> **Records excerpted from a collection**

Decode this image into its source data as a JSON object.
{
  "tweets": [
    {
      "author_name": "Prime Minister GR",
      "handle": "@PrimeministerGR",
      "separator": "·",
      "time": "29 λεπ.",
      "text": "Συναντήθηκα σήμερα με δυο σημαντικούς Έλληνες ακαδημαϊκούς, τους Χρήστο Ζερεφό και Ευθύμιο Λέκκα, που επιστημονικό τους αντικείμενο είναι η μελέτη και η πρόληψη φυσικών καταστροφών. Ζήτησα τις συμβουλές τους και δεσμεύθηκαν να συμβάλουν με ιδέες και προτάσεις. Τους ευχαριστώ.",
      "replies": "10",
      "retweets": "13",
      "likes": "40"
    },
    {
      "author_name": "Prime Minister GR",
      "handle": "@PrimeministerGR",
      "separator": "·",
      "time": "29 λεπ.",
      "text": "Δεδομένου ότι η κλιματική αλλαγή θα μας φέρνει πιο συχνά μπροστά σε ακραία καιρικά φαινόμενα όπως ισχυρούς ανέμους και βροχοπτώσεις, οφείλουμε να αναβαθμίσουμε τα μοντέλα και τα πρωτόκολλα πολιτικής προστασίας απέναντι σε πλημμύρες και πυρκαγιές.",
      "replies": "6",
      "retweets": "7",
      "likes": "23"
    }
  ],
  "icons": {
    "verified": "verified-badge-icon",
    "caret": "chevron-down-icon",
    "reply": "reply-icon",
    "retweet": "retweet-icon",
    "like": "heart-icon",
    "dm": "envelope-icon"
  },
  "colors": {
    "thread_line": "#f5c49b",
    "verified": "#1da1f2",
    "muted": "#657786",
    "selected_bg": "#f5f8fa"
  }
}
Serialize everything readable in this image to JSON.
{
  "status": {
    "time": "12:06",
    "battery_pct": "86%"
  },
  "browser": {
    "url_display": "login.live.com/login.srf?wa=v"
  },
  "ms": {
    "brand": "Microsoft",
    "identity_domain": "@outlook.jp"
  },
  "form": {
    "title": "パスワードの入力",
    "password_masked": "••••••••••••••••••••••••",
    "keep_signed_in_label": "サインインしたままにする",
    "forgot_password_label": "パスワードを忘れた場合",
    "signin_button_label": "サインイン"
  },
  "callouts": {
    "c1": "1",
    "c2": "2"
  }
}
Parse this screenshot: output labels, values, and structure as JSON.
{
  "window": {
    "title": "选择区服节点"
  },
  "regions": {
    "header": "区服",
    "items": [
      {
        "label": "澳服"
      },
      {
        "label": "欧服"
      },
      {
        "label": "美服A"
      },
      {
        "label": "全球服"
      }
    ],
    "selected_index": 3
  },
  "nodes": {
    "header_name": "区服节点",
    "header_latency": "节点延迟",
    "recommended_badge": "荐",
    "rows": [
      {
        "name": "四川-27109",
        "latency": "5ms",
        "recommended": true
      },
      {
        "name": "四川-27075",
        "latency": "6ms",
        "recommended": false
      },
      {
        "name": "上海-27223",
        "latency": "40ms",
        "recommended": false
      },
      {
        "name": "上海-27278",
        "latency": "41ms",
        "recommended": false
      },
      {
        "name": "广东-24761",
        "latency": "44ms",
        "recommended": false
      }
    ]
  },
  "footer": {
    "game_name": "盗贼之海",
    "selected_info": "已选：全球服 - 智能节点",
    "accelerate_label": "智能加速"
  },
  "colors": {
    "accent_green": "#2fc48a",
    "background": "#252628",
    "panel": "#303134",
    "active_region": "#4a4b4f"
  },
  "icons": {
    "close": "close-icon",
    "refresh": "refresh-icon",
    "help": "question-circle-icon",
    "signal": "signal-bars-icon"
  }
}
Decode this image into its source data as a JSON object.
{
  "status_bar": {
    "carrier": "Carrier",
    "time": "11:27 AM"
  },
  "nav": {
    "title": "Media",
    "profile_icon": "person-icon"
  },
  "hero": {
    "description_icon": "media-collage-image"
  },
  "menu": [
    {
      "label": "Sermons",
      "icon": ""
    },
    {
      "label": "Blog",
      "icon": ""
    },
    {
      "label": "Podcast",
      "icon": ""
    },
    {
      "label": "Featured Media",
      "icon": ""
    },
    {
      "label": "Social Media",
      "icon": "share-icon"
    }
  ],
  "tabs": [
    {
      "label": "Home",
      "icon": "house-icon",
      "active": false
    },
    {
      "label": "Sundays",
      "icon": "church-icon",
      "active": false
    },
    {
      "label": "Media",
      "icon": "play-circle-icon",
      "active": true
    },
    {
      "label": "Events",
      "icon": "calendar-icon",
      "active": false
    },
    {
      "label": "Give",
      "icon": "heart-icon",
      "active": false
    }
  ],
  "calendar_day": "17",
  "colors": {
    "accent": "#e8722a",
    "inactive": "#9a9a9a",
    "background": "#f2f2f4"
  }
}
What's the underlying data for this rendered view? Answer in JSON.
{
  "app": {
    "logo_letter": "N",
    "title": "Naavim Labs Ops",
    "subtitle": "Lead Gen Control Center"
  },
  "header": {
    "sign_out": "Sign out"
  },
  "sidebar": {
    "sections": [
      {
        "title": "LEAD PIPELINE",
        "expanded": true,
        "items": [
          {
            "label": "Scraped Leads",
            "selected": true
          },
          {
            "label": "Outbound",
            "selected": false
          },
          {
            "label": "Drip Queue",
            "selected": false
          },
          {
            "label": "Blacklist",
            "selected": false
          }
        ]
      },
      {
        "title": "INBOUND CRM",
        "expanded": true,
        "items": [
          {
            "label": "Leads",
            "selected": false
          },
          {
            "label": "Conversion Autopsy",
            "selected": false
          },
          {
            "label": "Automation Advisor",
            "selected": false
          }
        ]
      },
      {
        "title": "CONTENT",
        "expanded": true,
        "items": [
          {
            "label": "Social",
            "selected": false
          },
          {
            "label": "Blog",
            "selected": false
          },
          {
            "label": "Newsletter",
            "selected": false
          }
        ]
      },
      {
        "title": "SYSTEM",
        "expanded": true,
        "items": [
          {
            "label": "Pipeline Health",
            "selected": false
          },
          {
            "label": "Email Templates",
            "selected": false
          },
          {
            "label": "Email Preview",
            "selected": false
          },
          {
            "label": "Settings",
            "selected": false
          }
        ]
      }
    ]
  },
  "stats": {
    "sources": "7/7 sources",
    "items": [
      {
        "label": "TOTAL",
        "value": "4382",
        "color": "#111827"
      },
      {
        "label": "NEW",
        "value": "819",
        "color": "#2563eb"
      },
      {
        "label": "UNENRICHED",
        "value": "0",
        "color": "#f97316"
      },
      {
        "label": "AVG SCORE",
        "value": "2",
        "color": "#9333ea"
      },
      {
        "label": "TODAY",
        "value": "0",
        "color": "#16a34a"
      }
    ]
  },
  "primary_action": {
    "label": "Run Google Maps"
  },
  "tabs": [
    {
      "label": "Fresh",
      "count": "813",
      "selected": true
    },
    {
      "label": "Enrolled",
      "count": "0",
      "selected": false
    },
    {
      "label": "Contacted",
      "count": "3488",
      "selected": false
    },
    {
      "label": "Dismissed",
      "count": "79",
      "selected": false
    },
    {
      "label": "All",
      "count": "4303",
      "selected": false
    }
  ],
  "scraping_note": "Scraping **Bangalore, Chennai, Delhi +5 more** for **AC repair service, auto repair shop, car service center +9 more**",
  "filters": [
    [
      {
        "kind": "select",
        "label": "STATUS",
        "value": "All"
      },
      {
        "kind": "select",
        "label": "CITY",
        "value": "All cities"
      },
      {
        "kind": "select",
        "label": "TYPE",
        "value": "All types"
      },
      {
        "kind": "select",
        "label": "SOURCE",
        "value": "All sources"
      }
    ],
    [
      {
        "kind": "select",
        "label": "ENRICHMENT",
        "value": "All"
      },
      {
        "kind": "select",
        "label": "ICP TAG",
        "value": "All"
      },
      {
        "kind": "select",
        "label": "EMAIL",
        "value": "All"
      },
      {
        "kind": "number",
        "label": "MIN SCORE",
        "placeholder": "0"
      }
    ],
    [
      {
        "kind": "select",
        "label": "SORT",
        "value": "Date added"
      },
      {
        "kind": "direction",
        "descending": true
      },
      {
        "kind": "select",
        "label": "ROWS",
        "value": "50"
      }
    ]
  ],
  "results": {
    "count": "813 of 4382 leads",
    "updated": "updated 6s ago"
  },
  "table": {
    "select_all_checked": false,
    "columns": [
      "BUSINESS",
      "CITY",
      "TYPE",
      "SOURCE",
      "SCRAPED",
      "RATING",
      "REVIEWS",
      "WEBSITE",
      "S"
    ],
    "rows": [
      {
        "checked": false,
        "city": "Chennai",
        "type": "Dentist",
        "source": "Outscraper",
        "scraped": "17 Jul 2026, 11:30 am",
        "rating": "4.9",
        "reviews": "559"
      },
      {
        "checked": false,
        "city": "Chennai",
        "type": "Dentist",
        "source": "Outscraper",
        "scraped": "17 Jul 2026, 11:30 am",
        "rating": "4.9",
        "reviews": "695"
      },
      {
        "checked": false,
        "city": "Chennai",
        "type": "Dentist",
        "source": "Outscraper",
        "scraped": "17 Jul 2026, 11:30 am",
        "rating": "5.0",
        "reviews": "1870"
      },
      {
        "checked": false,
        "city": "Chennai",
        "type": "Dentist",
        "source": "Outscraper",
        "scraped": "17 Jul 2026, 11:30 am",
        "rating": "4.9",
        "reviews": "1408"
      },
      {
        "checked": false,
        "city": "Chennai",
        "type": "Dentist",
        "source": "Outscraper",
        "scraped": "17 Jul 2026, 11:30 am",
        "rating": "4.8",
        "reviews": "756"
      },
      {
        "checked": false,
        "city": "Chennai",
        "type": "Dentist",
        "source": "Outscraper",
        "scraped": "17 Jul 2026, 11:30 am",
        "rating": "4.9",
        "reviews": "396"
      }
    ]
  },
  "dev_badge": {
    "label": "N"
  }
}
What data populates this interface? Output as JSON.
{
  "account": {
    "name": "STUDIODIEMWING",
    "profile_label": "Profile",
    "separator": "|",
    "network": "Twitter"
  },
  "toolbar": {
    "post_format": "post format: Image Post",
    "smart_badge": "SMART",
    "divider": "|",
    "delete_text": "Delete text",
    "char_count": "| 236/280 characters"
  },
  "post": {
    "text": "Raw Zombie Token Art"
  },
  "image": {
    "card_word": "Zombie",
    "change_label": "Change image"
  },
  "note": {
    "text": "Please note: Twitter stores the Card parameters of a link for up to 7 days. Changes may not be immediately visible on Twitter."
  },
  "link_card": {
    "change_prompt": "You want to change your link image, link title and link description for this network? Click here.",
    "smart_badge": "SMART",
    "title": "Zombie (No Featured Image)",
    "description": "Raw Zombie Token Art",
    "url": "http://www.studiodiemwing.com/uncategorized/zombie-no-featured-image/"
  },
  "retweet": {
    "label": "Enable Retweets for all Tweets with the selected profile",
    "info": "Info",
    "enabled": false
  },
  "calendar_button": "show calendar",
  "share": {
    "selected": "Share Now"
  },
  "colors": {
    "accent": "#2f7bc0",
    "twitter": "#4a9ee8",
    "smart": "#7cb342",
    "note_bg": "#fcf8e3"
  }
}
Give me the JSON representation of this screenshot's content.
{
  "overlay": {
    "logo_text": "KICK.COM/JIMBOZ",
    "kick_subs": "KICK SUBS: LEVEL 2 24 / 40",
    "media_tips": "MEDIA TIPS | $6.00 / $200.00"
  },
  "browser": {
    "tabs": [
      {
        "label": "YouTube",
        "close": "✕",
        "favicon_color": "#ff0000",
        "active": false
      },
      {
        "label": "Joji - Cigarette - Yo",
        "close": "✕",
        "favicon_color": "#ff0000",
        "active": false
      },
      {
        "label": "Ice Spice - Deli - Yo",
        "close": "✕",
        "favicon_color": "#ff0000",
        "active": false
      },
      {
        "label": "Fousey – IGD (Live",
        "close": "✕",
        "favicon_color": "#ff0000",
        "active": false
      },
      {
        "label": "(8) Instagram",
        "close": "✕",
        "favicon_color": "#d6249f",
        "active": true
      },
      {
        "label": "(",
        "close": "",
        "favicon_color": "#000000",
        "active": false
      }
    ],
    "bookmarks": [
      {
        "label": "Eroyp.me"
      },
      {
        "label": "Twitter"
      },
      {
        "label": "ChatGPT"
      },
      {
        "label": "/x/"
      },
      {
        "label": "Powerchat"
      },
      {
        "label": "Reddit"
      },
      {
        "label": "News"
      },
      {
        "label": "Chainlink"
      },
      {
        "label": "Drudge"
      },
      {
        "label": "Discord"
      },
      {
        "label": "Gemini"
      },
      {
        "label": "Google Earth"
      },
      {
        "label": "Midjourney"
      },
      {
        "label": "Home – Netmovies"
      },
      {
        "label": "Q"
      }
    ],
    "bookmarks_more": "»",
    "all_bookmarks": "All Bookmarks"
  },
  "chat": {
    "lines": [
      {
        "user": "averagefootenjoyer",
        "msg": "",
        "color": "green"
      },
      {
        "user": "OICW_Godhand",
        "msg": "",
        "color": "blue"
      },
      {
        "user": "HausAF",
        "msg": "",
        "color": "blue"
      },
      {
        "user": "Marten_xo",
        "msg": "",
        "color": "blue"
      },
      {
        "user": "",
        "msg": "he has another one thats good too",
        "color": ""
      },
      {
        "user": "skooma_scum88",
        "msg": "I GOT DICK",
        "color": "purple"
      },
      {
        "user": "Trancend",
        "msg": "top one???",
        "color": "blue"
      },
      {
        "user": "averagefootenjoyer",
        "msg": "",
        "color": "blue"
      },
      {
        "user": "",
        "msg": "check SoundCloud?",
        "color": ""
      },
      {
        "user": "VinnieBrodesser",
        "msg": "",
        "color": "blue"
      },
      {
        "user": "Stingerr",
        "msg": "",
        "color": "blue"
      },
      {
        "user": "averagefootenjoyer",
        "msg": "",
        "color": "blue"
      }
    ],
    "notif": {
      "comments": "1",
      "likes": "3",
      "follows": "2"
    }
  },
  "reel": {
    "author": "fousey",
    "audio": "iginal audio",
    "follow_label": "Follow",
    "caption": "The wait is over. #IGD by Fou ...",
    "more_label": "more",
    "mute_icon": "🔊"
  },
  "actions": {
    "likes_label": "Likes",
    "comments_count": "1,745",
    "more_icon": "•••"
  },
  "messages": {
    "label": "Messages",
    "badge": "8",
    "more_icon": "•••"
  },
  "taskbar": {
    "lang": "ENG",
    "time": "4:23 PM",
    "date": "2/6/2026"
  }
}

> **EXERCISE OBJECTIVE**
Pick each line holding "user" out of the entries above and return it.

> **EXPECTED ANSWER**
        "user": "averagefootenjoyer",
        "user": "OICW_Godhand",
        "user": "HausAF",
        "user": "Marten_xo",
        "user": "",
        "user": "skooma_scum88",
        "user": "Trancend",
        "user": "averagefootenjoyer",
        "user": "",
        "user": "VinnieBrodesser",
        "user": "Stingerr",
        "user": "averagefootenjoyer",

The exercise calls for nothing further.